By: Sarah Clinton
COLUMBIA, Mo. — CEOs hired from outside a company tend to spend more money on research and development, while CEOs hired from within are likely to make large, strategic acquisitions, new research from the University of Missouri has found. According to the six-decade study, while 78 percent of new CEOs are selected from within the organization, internally and externally chosen CEOs execute different financial strategies that could be best-suited for companies with different needs.
“If a company currently is either mired in mediocrity or performing poorly and it announces the hiring of an external CEO, it could be a signal that the board is serious about fixing problems,” said Stephen Ferris, professor and director of the Financial Research Institute at the MU Trulaske College of Business. “Although we cannot foretell the outcome of hiring an external CEO, or any new CEO, it could give investors reason to think about investing a little more confidently in that company within the context of their portfolios. The hiring of an internal candidate, on the other hand, may indicate that a company is stable and likely to continue an already successful business approach.”
Ferris, along with researchers from the Georgia Institute of Technology and California State University at Fullerton, studied succession patterns of the 2,524 CEO turnovers from all firms on the Standard & Poor’s 500 Index during the years 1951-2010. Researchers analyzed business decisions of new CEOs and found that external hires spend more money on research and development, which Ferris said is indicative of commitment to innovation. The study also showed that while internal hires make fewer merger offers than their external counterparts, the acquisitions they do make are much larger in size and more frequently purchased using stock rather than cash.

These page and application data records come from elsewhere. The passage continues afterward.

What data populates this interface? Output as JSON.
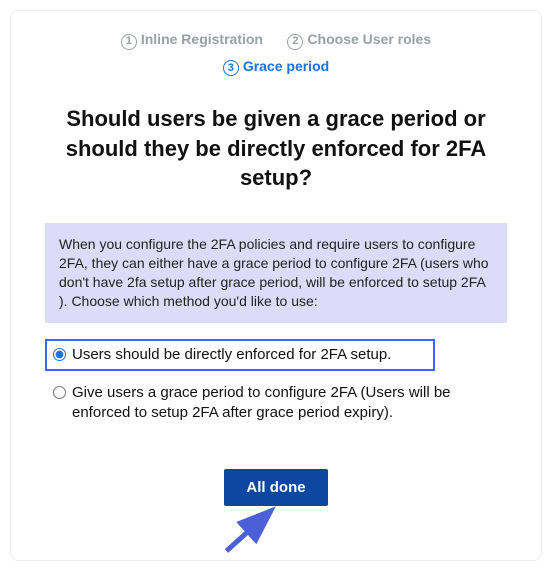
{
  "steps": {
    "step1": {
      "num": "1",
      "label": "Inline Registration"
    },
    "step2": {
      "num": "2",
      "label": "Choose User roles"
    },
    "step3": {
      "num": "3",
      "label": "Grace period"
    }
  },
  "heading": "Should users be given a grace period or should they be directly enforced for 2FA setup?",
  "info": "When you configure the 2FA policies and require users to configure 2FA, they can either have a grace period to configure 2FA (users who don't have 2fa setup after grace period, will be enforced to setup 2FA ). Choose which method you'd like to use:",
  "options": {
    "direct": "Users should be directly enforced for 2FA setup.",
    "grace": "Give users a grace period to configure 2FA (Users will be enforced to setup 2FA after grace period expiry)."
  },
  "button": "All done"
}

“If a firm is doing well, the internal process frequently will be sufficient to identify, nurture and promote the people who ultimately will be able to lead the company and continue to generate value,” Ferris said. “If not, companies start looking externally, and though it may create uncertainty, it takes a certain amount of honesty and humility to say that you don’t have anyone internally you feel can run the company. The move to select an external CEO often speaks to the strength of character and foresight of these firms—and of American capitalism in general, given that one out of every five new CEO positions goes to an external candidate.”
Ferris said that because external and internal CEOs make different strategic and financial decisions and tend to be hired under different circumstances, both internal and external hires can be positive moves depending on companies’ needs.
“We found that internal CEOs have been the consistent choice for corporations over time, a trend that persisted even through major political and economic changes,” said Ferris. “However, we found that forced turnover drastically increased the likelihood of external selections, and that external CEOs tend to make different business decisions than do internal candidates. Change clearly is needed in those situations, so it makes sense to look outside the company for someone to rejuvenate the firm.”
Ferris’ study, “Six Decades of CEO Successions: The Importance of Being an Insider,” will be published in an upcoming issue of the Journal of Accounting and Finance. Other researchers on the study included Narayanan Jayaraman from the Georgia Institute of Technology and Jongha Lim from California State University-Fullerton.